▸ **TASK**
The output should be every line below that includes the word "title".

-=-=-=-=-

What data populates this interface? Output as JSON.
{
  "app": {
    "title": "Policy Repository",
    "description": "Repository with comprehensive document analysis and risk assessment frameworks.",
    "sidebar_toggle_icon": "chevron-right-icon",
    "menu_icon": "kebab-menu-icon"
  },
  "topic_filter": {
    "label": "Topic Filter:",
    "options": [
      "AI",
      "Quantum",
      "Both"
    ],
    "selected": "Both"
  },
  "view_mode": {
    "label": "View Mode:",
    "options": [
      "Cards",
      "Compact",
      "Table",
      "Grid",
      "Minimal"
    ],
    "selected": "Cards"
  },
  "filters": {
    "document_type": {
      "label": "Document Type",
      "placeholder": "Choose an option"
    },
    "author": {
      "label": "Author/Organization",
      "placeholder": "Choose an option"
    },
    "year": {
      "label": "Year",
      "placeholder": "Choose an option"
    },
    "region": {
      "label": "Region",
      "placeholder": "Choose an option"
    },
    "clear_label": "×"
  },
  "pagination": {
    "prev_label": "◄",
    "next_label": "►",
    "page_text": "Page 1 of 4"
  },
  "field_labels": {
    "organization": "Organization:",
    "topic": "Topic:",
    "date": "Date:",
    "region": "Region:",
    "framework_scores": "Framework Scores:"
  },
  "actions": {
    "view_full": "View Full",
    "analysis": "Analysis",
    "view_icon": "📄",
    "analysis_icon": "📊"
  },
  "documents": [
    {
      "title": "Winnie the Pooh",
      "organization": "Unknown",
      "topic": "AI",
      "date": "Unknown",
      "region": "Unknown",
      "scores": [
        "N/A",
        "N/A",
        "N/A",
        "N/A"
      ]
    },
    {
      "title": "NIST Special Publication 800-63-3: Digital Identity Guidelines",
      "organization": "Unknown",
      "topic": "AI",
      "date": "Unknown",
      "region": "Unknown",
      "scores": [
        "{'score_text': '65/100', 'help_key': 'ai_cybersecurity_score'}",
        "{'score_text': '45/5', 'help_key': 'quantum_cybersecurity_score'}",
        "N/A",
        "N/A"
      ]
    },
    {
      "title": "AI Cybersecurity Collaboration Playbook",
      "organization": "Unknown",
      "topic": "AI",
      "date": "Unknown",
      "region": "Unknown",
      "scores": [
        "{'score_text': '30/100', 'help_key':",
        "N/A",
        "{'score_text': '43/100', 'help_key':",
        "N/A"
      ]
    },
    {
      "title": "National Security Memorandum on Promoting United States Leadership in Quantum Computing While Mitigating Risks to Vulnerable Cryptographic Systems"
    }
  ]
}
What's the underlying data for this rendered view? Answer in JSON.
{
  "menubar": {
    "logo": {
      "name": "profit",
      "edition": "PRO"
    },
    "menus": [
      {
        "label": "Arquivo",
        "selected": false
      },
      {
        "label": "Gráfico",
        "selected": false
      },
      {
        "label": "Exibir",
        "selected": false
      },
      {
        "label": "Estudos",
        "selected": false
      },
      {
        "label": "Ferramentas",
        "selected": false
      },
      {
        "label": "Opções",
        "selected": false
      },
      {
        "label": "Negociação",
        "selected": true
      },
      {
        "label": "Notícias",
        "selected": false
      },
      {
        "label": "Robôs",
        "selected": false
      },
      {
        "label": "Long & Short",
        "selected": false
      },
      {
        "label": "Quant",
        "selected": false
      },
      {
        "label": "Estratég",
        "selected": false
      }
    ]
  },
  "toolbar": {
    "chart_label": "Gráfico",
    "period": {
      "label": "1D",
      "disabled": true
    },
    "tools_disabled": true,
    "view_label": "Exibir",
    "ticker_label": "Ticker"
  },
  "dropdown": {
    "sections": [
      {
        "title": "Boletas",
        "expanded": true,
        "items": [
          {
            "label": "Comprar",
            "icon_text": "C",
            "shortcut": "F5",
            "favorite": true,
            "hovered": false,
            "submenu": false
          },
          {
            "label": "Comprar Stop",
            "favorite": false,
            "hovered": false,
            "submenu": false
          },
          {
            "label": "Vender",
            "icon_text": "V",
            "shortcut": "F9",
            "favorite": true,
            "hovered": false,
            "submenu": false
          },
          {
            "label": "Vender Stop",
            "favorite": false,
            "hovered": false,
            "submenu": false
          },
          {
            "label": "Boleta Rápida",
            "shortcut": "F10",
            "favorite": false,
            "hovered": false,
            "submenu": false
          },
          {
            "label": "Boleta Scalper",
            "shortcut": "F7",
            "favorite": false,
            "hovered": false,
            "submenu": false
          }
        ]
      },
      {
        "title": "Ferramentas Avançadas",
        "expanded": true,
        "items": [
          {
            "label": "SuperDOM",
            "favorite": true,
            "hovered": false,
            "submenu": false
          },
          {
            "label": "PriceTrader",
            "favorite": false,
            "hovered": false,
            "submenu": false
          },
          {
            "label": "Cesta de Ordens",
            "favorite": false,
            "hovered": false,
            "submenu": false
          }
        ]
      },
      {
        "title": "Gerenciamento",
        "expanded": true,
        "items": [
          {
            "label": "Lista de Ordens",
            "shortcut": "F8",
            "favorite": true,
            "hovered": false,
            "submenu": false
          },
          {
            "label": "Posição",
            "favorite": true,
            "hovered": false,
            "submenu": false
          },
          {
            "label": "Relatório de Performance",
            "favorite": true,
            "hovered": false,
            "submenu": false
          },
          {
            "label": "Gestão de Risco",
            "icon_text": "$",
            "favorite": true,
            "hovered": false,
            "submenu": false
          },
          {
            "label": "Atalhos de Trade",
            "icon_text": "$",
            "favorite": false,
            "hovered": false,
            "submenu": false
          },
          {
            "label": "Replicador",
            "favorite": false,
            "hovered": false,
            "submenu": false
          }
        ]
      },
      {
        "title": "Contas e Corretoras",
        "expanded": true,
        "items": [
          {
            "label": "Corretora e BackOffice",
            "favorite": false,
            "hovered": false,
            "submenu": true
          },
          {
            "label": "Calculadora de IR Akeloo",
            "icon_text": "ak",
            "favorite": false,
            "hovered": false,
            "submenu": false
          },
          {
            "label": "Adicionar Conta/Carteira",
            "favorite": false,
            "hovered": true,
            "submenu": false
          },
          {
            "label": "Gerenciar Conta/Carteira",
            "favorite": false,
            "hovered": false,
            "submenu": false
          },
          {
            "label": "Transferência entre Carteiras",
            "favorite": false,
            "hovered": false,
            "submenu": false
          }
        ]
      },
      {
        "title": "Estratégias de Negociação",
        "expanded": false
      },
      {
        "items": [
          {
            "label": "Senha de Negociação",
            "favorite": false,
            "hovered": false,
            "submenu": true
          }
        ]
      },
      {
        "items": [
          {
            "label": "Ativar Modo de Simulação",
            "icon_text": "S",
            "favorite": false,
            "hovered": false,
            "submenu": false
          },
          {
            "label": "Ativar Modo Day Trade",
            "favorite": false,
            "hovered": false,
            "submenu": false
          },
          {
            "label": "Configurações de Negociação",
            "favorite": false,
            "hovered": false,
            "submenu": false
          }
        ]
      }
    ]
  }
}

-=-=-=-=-

▸ **REPLY TO THE EXERCISE**
    "title": "Policy Repository",
      "title": "Winnie the Pooh",
      "title": "NIST Special Publication 800-63-3: Digital Identity Guidelines",
      "title": "AI Cybersecurity Collaboration Playbook",
      "title": "National Security Memorandum on Promoting United States Leadership in Quantum Computing While Mitigating Risks to Vulnerable Cryptographic Systems"
        "title": "Boletas",
        "title": "Ferramentas Avançadas",
        "title": "Gerenciamento",
        "title": "Contas e Corretoras",
        "title": "Estratégias de Negociação",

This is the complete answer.